On Friday, the Shanghai Composite closed up 1.98 percent after trading down as much as 1.89 percent and up as much as 3.32 percent shortly after the market open. The Shenzhen Composite finished 1 percent higher, while CSI 300 index ticked up 2.04 percent. All three indexes see-sawed wildly from positive to negative in the first 30 minutes after trade started. Hong Kong's Hang Seng Index closed 0.59 percent higher.
China's regulatory body, the China Securities Regulatory Commission (CSRC), on Thursday suspended the recently implemented circuit breakers, a regulatory tool designed to limit how far stocks can fall after the market shut down for a second time this week. The first shut down was triggered on Monday after the CSI300 index fell more than 7 percent.

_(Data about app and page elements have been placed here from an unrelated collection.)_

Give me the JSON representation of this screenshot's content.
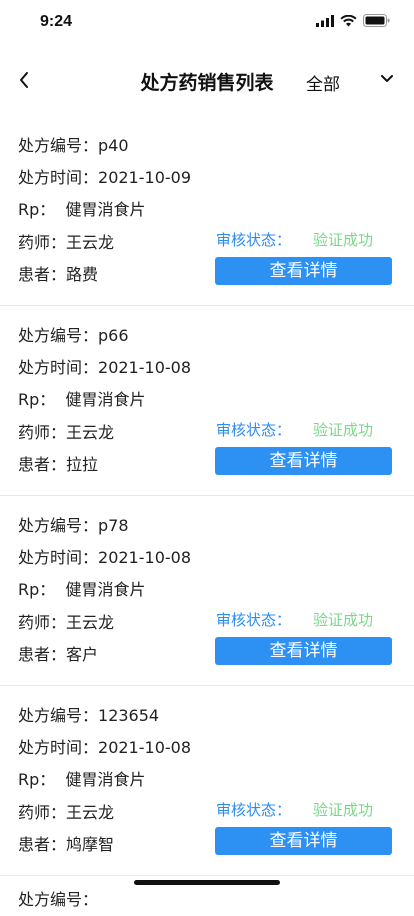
{
  "status_bar": {
    "time": "9:24"
  },
  "header": {
    "title": "处方药销售列表",
    "filter": "全部"
  },
  "records": [
    {
      "code_label": "处方编号：",
      "code": "p40",
      "time_label": "处方时间：",
      "time": "2021-10-09",
      "rp_label": "Rp：",
      "rp": "健胃消食片",
      "pharmacist_label": "药师：",
      "pharmacist": "王云龙",
      "patient_label": "患者：",
      "patient": "路费",
      "status_label": "审核状态：",
      "status": "验证成功",
      "button": "查看详情"
    },
    {
      "code_label": "处方编号：",
      "code": "p66",
      "time_label": "处方时间：",
      "time": "2021-10-08",
      "rp_label": "Rp：",
      "rp": "健胃消食片",
      "pharmacist_label": "药师：",
      "pharmacist": "王云龙",
      "patient_label": "患者：",
      "patient": "拉拉",
      "status_label": "审核状态：",
      "status": "验证成功",
      "button": "查看详情"
    },
    {
      "code_label": "处方编号：",
      "code": "p78",
      "time_label": "处方时间：",
      "time": "2021-10-08",
      "rp_label": "Rp：",
      "rp": "健胃消食片",
      "pharmacist_label": "药师：",
      "pharmacist": "王云龙",
      "patient_label": "患者：",
      "patient": "客户",
      "status_label": "审核状态：",
      "status": "验证成功",
      "button": "查看详情"
    },
    {
      "code_label": "处方编号：",
      "code": "123654",
      "time_label": "处方时间：",
      "time": "2021-10-08",
      "rp_label": "Rp：",
      "rp": "健胃消食片",
      "pharmacist_label": "药师：",
      "pharmacist": "王云龙",
      "patient_label": "患者：",
      "patient": "鸠摩智",
      "status_label": "审核状态：",
      "status": "验证成功",
      "button": "查看详情"
    }
  ],
  "partial_record": {
    "code_label": "处方编号："
  }
}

Mizuho said on a Friday note that it had expected the market was due a reflexive rebound as stretched positions were reversed. But it added that Chinese markets are not yet out of the woods.
"The greater uncertainty is how this week's episode has damaged investor sentiment, and thus capital outflow pressures might linger on," Mizuho said.
The weakening of the yuan has also weighed on the market. Before trading began, the People's Bank of China (PBOC) set its yuan mid-point at 6.5636 against the dollar, indicating the Chinese currency would trade slightly stronger, after Thursday's fixing guided the yuan lower at its fastest pace since August's devaluation. On Thursday, the dollar was fetching 6.5926 yuan at the close of trade.
"Market volatility this week suggests that nobody really knows what the policy is right now. Or if the government itself knows or is capable of implementing the policy even if there is one," DBS said in a currency note Friday. "The market's message was loud and clear that more clarity and less flip-flopping is needed going forward."